Granite City – United Steelworkers and U.S. Steel have reached a tentative agreement on a new three-year contract that would cover about 18,000 Steelworkers if ratified, following six months of tough bargaining. The previous contract expired Sept. 1.
In a statement announcing the settlement, the union did not give specific details of the deal but said it would hold informational meetings to discuss the proposal.
The agreement followed long and hard bargaining in which the company tried to use weakness in the steel market and international competition to water down the contract, but the union statement calls the new proposal a positive step.
See previous stories:
- Beleaguered Steel Workers in Granite City now face layoff threat
- No deals, no strike but some hope seen in steel talks
- Steelworkers rally for a fair contract
- Granite City Steelworkers in talks with company over shutdown
- Laid-off Steelworkers face an uncertain future
- Granite City Steel will not close
“This tentative agreement represents a major step forward from the position we found ourselves in earlier this summer when we were facing relentless company demands for deep and permanent concessions,” the union said. “As you know, this has been a difficult year and one of the most difficult rounds of bargaining we have faced, but knowing that we had the solidarity and strength of the membership behind us made all the difference as we attempted to stand up to the company's most onerous demands.
“As you know, our industry is in the midst of a crisis. But we have been determined not to be forced to pay the full price for the problems of unfair trade and global overcapacity.
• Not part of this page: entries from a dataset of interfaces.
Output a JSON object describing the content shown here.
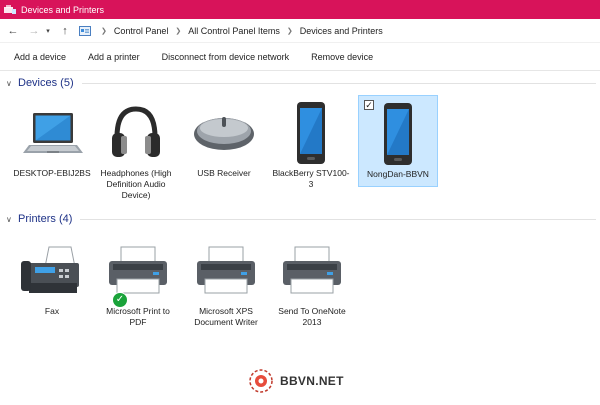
{
  "window": {
    "title": "Devices and Printers",
    "accent_color": "#d8135a"
  },
  "address_bar": {
    "back_icon": "back-arrow-icon",
    "forward_icon": "forward-arrow-icon",
    "recent_icon": "chevron-down-icon",
    "up_icon": "up-arrow-icon",
    "breadcrumbs": [
      "Control Panel",
      "All Control Panel Items",
      "Devices and Printers"
    ]
  },
  "toolbar": {
    "buttons": [
      "Add a device",
      "Add a printer",
      "Disconnect from device network",
      "Remove device"
    ]
  },
  "devices": {
    "header": "Devices (5)",
    "items": [
      {
        "label": "DESKTOP-EBIJ2BS",
        "icon": "laptop-icon"
      },
      {
        "label": "Headphones (High Definition Audio Device)",
        "icon": "headphones-icon"
      },
      {
        "label": "USB Receiver",
        "icon": "mouse-icon"
      },
      {
        "label": "BlackBerry STV100-3",
        "icon": "phone-icon"
      },
      {
        "label": "NongDan-BBVN",
        "icon": "phone-icon",
        "selected": true,
        "checked": true
      }
    ]
  },
  "printers": {
    "header": "Printers (4)",
    "items": [
      {
        "label": "Fax",
        "icon": "fax-icon"
      },
      {
        "label": "Microsoft Print to PDF",
        "icon": "printer-icon",
        "default": true
      },
      {
        "label": "Microsoft XPS Document Writer",
        "icon": "printer-icon"
      },
      {
        "label": "Send To OneNote 2013",
        "icon": "printer-icon"
      }
    ]
  },
  "watermark": {
    "text": "BBVN.NET"
  }
}
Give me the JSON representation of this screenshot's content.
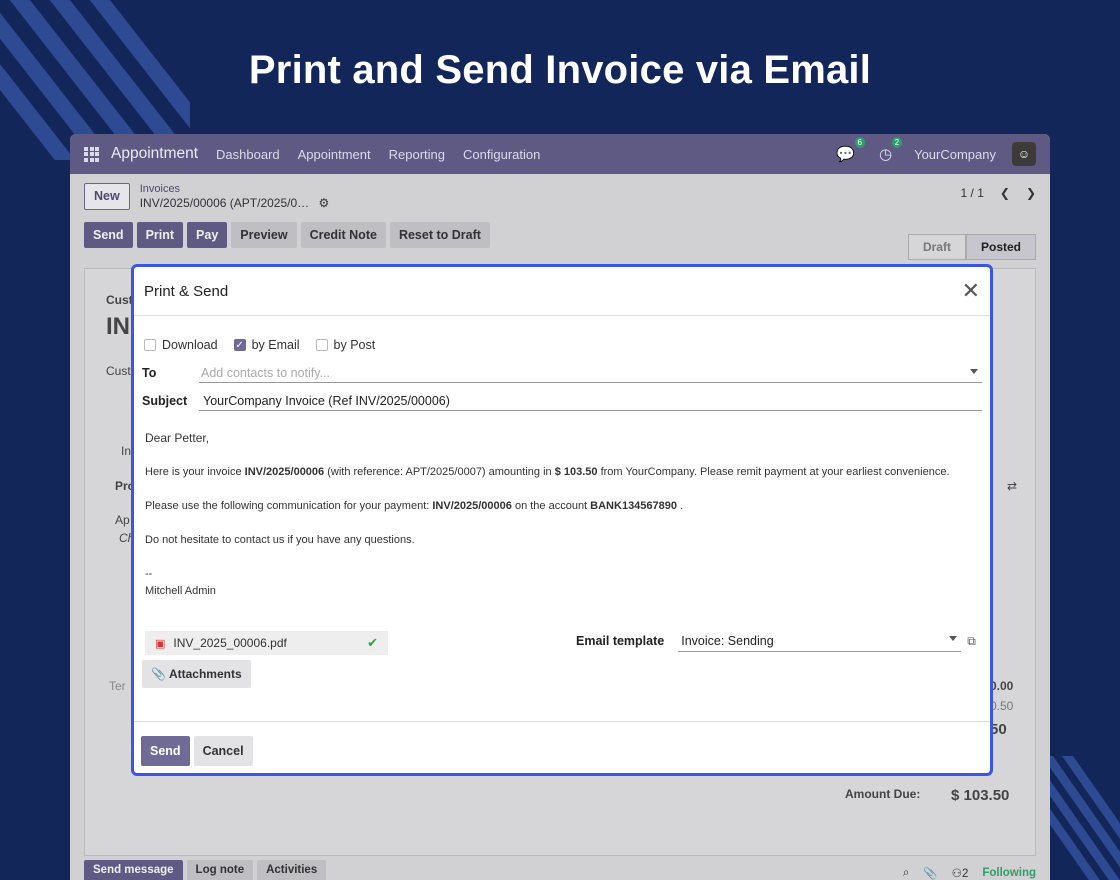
{
  "hero": {
    "title": "Print and Send Invoice via Email"
  },
  "navbar": {
    "app_name": "Appointment",
    "menu": [
      "Dashboard",
      "Appointment",
      "Reporting",
      "Configuration"
    ],
    "messages_count": "6",
    "activities_count": "2",
    "company": "YourCompany"
  },
  "breadcrumb": {
    "new_label": "New",
    "parent": "Invoices",
    "current": "INV/2025/00006 (APT/2025/0…",
    "pager": "1 / 1"
  },
  "toolbar": {
    "send": "Send",
    "print": "Print",
    "pay": "Pay",
    "preview": "Preview",
    "credit_note": "Credit Note",
    "reset": "Reset to Draft"
  },
  "status": {
    "draft": "Draft",
    "posted": "Posted"
  },
  "background": {
    "cust_label": "Cust",
    "inv_prefix": "IN",
    "cust_label2": "Cust",
    "tab_label": "In",
    "pro_label": "Pro",
    "ap_label": "Ap",
    "ch_label": "Ch",
    "ter_label": "Ter",
    "val1": "0.00",
    "val2": "0.50",
    "val3": "50",
    "amount_due_label": "Amount Due:",
    "amount_due": "$ 103.50"
  },
  "chatter": {
    "send_message": "Send message",
    "log_note": "Log note",
    "activities": "Activities",
    "followers": "2",
    "following": "Following"
  },
  "dialog": {
    "title": "Print & Send",
    "options": [
      {
        "label": "Download",
        "checked": false
      },
      {
        "label": "by Email",
        "checked": true
      },
      {
        "label": "by Post",
        "checked": false
      }
    ],
    "to_label": "To",
    "to_placeholder": "Add contacts to notify...",
    "subject_label": "Subject",
    "subject_value": "YourCompany Invoice (Ref INV/2025/00006)",
    "body": {
      "greeting": "Dear Petter,",
      "l1_a": "Here is your invoice ",
      "l1_inv": "INV/2025/00006",
      "l1_b": " (with reference: APT/2025/0007) amounting in ",
      "l1_amt": "$ 103.50",
      "l1_c": " from YourCompany. Please remit payment at your earliest convenience.",
      "l2_a": "Please use the following communication for your payment: ",
      "l2_inv": "INV/2025/00006",
      "l2_b": " on the account ",
      "l2_acct": "BANK134567890",
      "l2_c": " .",
      "l3": "Do not hesitate to contact us if you have any questions.",
      "sig_dash": "--",
      "sig_name": "Mitchell Admin"
    },
    "attachment_name": "INV_2025_00006.pdf",
    "attachments_button": "Attachments",
    "template_label": "Email template",
    "template_value": "Invoice: Sending",
    "send_button": "Send",
    "cancel_button": "Cancel"
  }
}
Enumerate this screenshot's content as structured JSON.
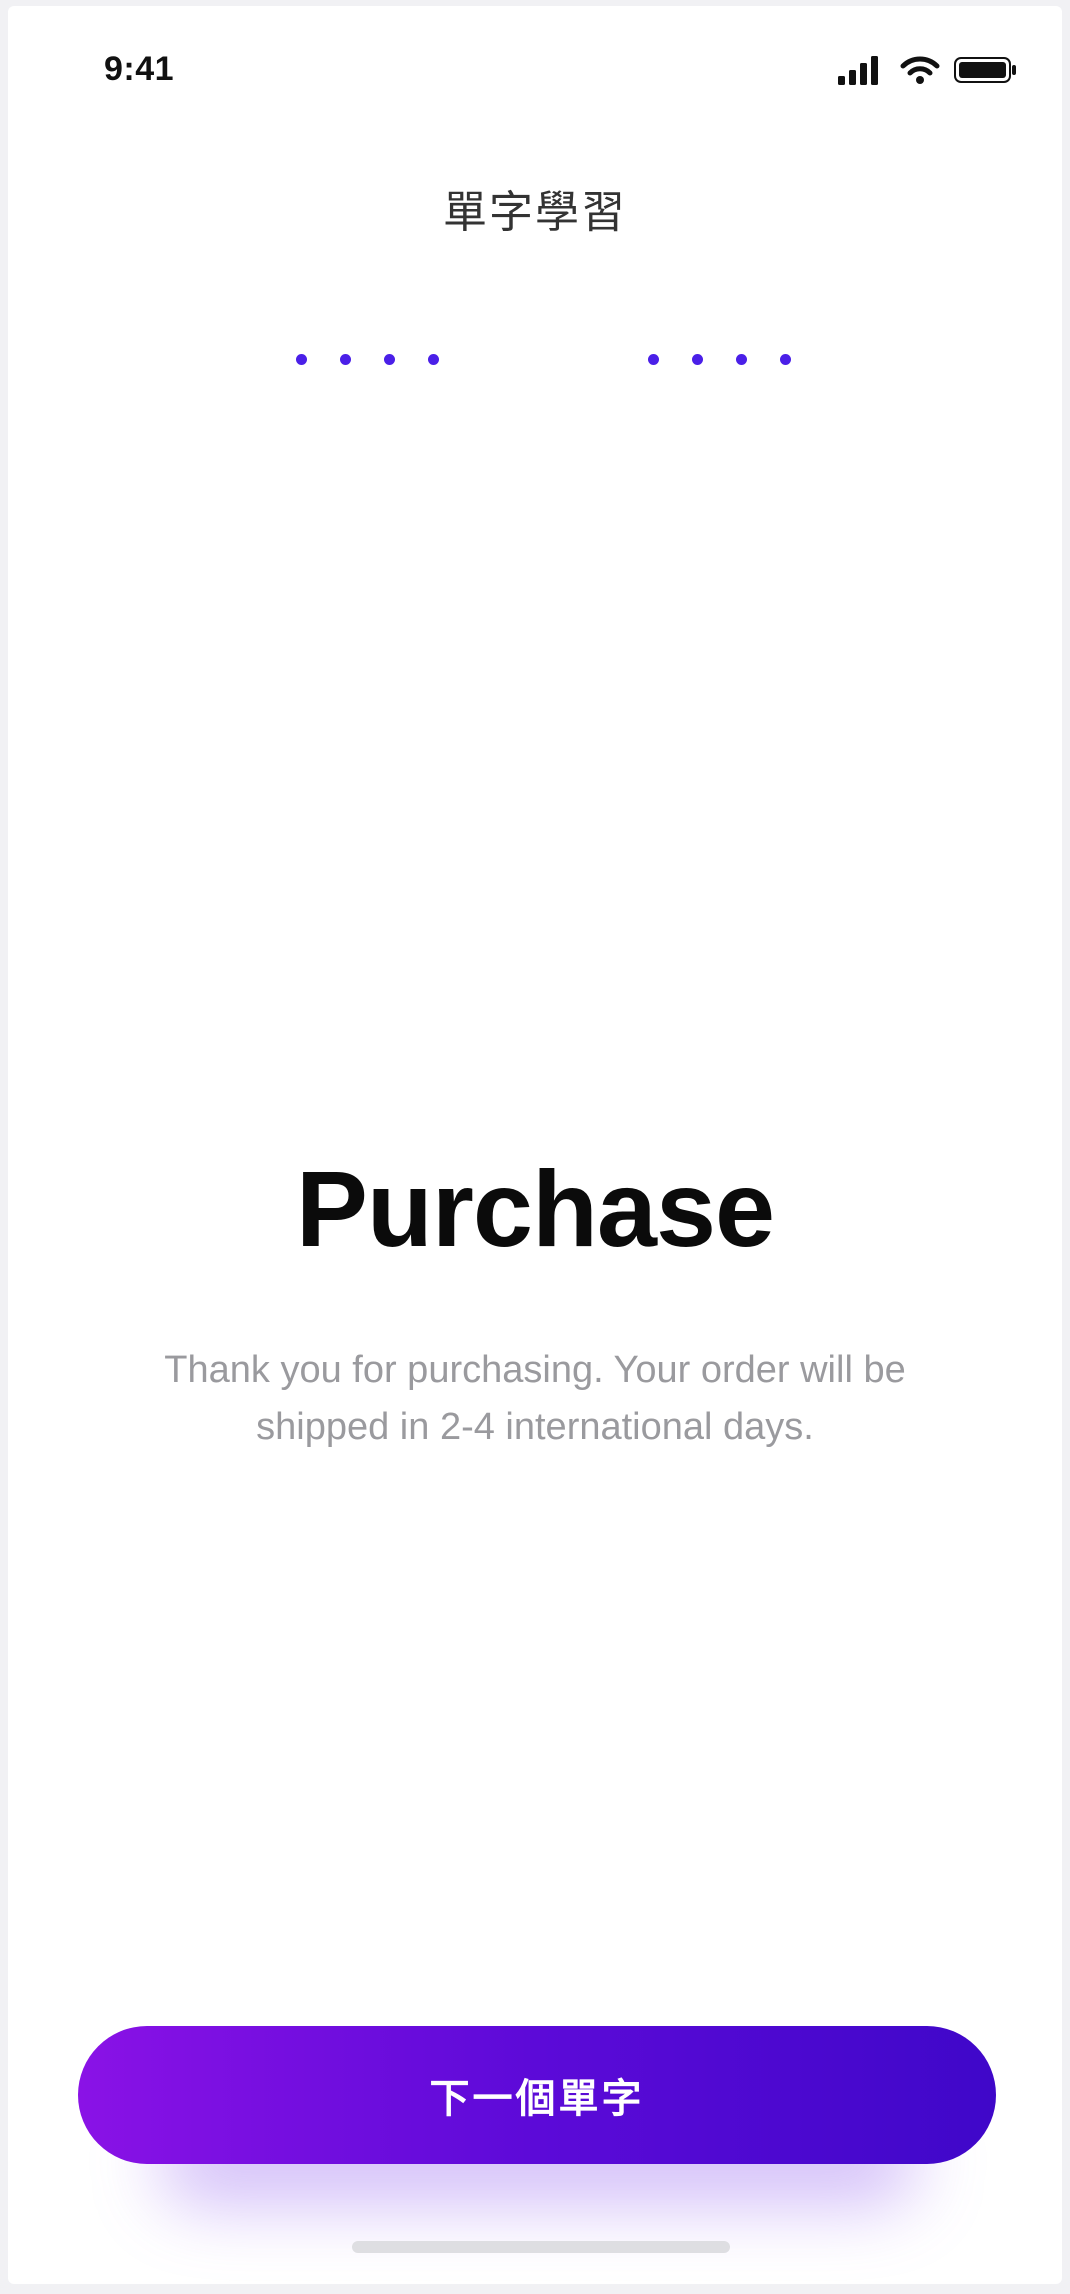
{
  "status_bar": {
    "time": "9:41",
    "icons": [
      "cellular-signal-icon",
      "wifi-icon",
      "battery-icon"
    ]
  },
  "header": {
    "title": "單字學習"
  },
  "progress": {
    "left_dots": 4,
    "right_dots": 4,
    "color": "#4a1fe8"
  },
  "main": {
    "title": "Purchase",
    "subtitle": "Thank you for purchasing. Your order will be shipped in 2-4 international days."
  },
  "button": {
    "label": "下一個單字",
    "gradient_start": "#8a12e6",
    "gradient_end": "#3f07c9"
  }
}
Our goal throughout this process was to make sure we were not made scapegoats for what are global and, we believe, temporary problems."
The statement was issued with the names of 24 Local presidents serving on the bargaining committee. They include three from Granite City – Jason Chism of Local 50, Dan Simmons of Local 1899 and Dan Sykes of Local 68.
The Chicago Tribune described the bargaining situation in this way: “Illegally low-priced imports from China and elsewhere, along with a decline in oil and gas drilling brought on by low fuel prices, resulted in overcapacity across the globe.”
As a result, the company demanded pay and benefit cuts, work rule changes and other concessions at the beginning of negotiations.
The union said it will keep fighting to protect the U.S. steel industry from unfair international competition.
Meanwhile, planning for a temporary shutdown of Granite Steel is continuing. The union is scheduling informational meetings for the first workers who are to be affected and who are scheduled to be laid off beginning Dec. 27.
In an earlier statement, the union anticipated the layoffs will come in the order of production process, beginning with Iron and Steelmaking and concluding with Finishing Operations.
The meeting will include representatives from Illinois State Employment Services to help members apply for unemployment benefits. Community resources will also be represented.